      Earlier that month, Larsen, had written an op-ed for the Straight that detailed how “skyrocketing” policing costs threatened the viability of special events in Vancouver.

      “Vancouver used to have a fun St. Patrick's Day Parade, but it's been cancelled for the past two years because organizers can't afford to pay the high policing costs for their event,” he wrote. “Vancouver used to have fun New Year's Eve event at the art gallery downtown, but it got cancelled because of the rising costs in policing. High policing costs almost killed Vancouver's annual Santa Claus Parade last year; the event was only saved with last-minute support from a major corporate sponsor.”

      Speaking today, Larsen suggested that even if De Genova's motion is implemented—unlikely for now, given the NPA's minority on council—it would leave the larger problem unaddressed.

      "Events keep cancelling," Larsen said. "People keep shutting down events and they're saying it's because of policing costs. So, to me, the solution here is to bring policing costs down.

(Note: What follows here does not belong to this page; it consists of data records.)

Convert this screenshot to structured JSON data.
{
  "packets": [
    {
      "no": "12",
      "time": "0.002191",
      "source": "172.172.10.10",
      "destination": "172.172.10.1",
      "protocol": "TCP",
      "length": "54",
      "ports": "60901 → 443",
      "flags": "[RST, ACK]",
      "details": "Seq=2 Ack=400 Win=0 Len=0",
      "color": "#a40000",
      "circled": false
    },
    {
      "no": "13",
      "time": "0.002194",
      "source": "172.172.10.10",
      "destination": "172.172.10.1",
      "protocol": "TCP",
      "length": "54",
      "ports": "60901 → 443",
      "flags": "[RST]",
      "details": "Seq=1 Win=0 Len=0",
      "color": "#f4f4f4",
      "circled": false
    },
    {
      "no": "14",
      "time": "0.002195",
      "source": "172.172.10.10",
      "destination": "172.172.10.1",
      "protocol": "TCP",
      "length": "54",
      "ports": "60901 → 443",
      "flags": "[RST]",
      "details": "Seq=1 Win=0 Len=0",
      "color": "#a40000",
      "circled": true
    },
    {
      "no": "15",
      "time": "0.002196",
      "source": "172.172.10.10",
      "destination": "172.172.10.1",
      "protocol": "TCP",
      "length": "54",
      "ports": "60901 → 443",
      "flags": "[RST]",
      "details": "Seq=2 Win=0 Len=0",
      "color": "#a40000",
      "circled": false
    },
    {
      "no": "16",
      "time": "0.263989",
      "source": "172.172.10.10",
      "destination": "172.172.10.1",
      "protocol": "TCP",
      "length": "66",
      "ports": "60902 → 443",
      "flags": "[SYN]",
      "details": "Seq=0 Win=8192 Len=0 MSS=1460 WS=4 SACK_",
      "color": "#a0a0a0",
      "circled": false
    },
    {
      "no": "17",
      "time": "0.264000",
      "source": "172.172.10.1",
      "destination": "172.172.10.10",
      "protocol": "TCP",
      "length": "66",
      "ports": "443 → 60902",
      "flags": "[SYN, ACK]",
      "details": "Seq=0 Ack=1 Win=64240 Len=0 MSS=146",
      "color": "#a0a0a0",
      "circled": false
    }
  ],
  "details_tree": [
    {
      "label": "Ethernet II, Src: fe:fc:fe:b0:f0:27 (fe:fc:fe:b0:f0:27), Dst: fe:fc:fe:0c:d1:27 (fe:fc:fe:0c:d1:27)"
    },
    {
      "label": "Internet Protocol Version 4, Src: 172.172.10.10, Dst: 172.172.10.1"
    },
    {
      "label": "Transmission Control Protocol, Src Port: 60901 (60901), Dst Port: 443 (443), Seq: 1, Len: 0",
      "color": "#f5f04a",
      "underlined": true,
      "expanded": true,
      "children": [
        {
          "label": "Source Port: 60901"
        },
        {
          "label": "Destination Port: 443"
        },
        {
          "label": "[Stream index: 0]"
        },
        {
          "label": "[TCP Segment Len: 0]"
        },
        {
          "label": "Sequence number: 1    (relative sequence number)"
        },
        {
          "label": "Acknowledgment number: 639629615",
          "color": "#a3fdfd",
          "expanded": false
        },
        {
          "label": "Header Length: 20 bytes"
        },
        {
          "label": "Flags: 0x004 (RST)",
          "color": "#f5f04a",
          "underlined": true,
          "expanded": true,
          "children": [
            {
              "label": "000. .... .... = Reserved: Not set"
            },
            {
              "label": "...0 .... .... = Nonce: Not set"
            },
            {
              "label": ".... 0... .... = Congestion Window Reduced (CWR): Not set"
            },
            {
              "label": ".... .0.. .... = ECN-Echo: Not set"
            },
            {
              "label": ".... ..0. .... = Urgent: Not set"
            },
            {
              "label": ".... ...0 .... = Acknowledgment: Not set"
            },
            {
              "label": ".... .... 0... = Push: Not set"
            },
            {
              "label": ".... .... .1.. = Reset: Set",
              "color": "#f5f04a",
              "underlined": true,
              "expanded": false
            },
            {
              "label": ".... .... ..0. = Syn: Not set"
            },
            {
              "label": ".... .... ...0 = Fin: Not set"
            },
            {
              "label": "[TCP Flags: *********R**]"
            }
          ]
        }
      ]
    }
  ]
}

      "In my opinion, the city should cover policing costs for all public events," he continued. "Policing is a public service and whether you are in the park by yourself or in the park with 10,000 people, policing should be something that is covered by the city for all citizens of all types."